A representative from Boeing was at the meeting and was quite right to point out that they are broadly apolitical about the debate as they are only interested in selling aircraft to willing buyers, however they acknowledged they could help to shape the debate by ensuring all lobbies and stakeholders were aware of the technologies that exist on aircraft now and those which are planned over the next 10-20 years, to give factual weight to the arguments for and against both environmental and air pollution.
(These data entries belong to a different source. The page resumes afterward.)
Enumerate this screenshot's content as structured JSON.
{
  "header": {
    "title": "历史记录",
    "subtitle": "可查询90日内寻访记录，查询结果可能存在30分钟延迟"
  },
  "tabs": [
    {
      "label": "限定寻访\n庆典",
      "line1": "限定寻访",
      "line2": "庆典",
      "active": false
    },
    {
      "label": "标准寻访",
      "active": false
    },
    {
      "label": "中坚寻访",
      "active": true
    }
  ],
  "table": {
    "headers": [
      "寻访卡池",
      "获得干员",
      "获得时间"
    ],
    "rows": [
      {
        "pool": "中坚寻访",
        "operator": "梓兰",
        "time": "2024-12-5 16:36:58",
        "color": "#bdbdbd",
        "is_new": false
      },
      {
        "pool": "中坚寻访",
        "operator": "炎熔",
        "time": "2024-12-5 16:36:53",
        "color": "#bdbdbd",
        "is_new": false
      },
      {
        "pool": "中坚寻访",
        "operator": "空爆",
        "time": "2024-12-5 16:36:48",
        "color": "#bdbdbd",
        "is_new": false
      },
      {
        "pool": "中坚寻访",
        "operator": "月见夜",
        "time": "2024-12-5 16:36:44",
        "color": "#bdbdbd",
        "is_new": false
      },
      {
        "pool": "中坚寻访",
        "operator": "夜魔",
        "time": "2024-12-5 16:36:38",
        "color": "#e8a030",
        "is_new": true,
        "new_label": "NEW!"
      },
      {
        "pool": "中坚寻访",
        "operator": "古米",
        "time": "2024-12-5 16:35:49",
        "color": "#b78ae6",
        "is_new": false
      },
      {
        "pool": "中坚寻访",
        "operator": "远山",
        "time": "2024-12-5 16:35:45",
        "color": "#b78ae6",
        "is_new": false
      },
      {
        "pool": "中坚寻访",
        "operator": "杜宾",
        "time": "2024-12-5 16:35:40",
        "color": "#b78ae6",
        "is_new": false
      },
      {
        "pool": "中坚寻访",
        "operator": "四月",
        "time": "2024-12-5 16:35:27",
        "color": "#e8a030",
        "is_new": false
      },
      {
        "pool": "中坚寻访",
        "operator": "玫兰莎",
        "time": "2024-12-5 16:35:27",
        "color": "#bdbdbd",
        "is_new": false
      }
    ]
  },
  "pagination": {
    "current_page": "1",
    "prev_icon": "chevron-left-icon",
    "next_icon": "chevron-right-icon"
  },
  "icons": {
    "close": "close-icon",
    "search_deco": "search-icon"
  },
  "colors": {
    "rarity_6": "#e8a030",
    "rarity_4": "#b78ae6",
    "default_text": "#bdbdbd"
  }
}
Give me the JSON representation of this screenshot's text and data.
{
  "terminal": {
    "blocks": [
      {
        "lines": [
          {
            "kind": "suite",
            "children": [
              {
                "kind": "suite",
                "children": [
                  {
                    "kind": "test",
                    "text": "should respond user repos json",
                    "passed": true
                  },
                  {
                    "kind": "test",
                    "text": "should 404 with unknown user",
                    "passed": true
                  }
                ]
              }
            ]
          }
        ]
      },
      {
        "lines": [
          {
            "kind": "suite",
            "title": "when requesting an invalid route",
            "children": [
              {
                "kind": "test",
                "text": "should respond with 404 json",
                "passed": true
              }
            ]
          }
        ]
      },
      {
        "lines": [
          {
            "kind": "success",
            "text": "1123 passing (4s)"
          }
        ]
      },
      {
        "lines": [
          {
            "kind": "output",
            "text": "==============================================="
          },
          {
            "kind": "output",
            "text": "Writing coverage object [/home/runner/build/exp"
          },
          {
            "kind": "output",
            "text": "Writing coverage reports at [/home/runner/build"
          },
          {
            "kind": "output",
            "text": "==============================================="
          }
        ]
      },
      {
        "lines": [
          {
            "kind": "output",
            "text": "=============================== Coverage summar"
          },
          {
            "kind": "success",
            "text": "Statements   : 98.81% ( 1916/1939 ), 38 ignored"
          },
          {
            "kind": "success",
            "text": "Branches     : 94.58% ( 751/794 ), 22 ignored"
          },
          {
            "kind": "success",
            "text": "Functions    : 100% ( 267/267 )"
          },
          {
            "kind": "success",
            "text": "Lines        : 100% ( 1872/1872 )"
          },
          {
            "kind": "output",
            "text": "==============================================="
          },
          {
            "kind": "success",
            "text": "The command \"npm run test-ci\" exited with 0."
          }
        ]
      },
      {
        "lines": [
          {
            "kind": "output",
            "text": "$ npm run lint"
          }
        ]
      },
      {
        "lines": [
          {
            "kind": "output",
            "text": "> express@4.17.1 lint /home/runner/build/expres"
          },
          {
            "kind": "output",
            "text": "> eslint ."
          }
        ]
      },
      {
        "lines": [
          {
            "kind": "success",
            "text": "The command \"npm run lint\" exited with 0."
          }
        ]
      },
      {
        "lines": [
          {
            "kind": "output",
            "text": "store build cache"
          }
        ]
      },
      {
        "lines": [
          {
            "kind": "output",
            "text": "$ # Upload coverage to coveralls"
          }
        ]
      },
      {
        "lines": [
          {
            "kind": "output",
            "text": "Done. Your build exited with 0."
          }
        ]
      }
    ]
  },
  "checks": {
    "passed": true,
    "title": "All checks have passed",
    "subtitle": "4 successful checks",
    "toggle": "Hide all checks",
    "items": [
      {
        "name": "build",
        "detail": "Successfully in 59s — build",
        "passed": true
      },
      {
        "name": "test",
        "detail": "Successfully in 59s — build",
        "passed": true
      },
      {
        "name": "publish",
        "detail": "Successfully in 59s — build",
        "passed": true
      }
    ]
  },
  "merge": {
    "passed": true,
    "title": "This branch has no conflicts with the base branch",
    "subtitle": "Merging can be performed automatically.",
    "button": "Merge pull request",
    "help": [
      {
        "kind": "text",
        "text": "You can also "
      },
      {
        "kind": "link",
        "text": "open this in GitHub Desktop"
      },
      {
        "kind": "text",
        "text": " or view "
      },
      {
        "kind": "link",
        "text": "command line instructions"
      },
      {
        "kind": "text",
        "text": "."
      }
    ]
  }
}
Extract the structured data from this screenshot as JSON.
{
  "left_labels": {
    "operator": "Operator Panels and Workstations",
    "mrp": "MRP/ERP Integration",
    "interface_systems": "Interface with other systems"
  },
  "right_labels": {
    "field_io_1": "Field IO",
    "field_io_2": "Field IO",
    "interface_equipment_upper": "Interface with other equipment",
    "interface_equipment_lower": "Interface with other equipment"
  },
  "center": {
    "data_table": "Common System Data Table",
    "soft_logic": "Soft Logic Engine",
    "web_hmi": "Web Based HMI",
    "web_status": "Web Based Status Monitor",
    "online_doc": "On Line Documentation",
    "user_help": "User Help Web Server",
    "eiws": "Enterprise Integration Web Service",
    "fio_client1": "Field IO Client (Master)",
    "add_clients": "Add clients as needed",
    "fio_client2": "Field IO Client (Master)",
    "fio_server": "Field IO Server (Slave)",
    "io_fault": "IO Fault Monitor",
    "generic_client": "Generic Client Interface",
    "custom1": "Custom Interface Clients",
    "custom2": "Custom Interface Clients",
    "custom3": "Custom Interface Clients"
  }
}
Overall, what did we gain from the meeting this morning? Well there is a great deal of investment in infrastructure on HS2, Northern, Metropolitan, Circle & District and Hammersmith & Fulham tube lines, Cross Rail 2 and an ongoing debate around aviation capacity. Rail infrastructure on commuter lines and across the rest of the UK is desperately lacking as politicians scramble to deliver large scale, headline, vanity projects which leaves SME’s still juggling the demands of ever tighter margins on sales against increasing costs of delivery. Admittedly less prominent against a London backdrop, no mention was made of road investment or fuel prices. That said Jovan is once again at a transport briefing with Nick Clegg in April and has already submitted a question regarding the staggering cost of fuel which is crippling not just business, but households too. We are in favour of a carbon tax on fuel to drive better environmental standards, but there is a limit. It’s hard to carry filming kit on the back of a bike!